Back in September, when lockdown had lifted sufficiently to visit neighbouring towns and countryside for a walk and a look at slightly different scenery, I visited the town of Thetford with my partner. As we waited to cross a road I happened to glance up and notice this window:

There are many mathematical “What do you notice? What do you wonder?” questions that might be provoked by this octagonal window and the decorative brick pattern around it. Of particular interest to me was the way the octagon was made up of the smaller panes, and I wanted to see if I could recreate it using paper.

These photos show how I used three squares of paper (there was some paper left over) to recreate the octagon. The photo on the right shows how I rearranged the pieces to help me calculate the area of a regular octagon. Let’s suppose the octagon has side length 1 unit. That means the large square in the middle has side length 1, and the square at the top of the right hand picture has side length √2. Each of the pale rectangles has a long side of 1, so the rectangle in the right hand image has dimensions √2 and (√2+2). So the area of the regular octagon is √2(√2+2) which is 2+2√2.

Back in April, starting to get a bit of cabin fever from lockdown, and inspired by a photo sent to me by a friend, I decided to get the Lego out and build a tower all the way up to the ceiling. The video above shows a timelapse of the build. Some questions you might wish to ponder as you watch the video: How long did it actually take? Or alternatively, how much has the video been sped up? How many bricks do you think I used? (If I used this as a prompt in the classroom I might ask children to tell me a number they know is definitely too low and one they know is definitely too high – giving a wrong answer is much easier than giving a right answer as there are so many more of them!) Are there any patterns to the colours that I used? Which colour did I use most? How tall is the tower? If we scaled the tower up by a scale factor to make the door big enough for a real person rather than a lego person, how tall would the tower be? How does this compare to actual skyscrapers in the real world? If you have answers to any of these questions or a question of your own, leave a comment!

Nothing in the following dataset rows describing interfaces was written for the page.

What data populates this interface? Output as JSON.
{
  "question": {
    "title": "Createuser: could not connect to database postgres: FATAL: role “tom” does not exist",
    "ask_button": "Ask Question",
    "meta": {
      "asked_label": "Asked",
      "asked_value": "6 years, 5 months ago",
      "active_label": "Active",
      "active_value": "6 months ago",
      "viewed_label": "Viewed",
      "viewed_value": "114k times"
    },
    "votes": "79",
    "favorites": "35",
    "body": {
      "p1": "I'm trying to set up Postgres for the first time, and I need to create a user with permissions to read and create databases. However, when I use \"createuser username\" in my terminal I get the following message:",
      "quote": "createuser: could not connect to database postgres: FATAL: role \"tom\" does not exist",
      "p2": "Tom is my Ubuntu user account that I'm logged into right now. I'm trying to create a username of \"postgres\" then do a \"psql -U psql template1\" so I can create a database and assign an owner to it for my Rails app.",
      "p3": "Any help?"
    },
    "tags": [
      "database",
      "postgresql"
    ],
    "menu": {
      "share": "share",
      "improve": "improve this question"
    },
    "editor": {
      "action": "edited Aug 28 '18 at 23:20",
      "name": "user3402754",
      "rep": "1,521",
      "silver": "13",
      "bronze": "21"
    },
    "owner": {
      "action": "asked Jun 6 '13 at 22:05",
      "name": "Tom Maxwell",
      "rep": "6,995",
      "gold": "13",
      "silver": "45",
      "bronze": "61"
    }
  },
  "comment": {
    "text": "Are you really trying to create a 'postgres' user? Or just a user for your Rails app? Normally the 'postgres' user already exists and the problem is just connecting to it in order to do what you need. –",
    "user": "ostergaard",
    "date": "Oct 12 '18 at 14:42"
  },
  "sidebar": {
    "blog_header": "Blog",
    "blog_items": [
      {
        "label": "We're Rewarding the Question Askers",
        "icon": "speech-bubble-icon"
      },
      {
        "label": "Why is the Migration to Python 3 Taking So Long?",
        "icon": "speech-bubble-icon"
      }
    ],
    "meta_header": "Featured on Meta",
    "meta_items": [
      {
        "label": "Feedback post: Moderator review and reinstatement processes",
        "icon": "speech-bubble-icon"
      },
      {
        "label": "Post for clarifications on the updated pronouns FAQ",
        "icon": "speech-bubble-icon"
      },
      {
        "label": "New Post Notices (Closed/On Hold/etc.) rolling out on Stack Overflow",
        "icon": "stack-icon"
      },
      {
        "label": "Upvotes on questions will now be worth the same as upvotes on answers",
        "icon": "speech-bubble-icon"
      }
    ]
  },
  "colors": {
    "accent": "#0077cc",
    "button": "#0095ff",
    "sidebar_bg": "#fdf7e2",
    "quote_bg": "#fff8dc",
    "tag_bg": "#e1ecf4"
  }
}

I hope you enjoy playing with my little snowflake-generator above – move the five points on the right to create snowflake designs on the left! Made of course with GeoGebra – if you haven’t already heard me wax lyrical about this fab bit of software, that means you didn’t read Monday’s blog post.

The snowflake generator was made in a slightly different way from the method I used in my GeoGebra workshop before Christmas – I created a polygon, reflected it in the y-axis, and then used the spreadsheet to quickly rotate each polygon through multiples of 60°. By changing this angle from 60° to 45° you could make designs with eight-fold symmetry (but don’t call them snowflakes or you’ll incur the wrath of the anti-snowfake campaigners!)

If you create any pleasing snowflake designs, do share a screengrab with me, and if you have other ideas for GeoGebra things you think I should create or you’d like me to run a GeoGebra workshop for you, get in touch!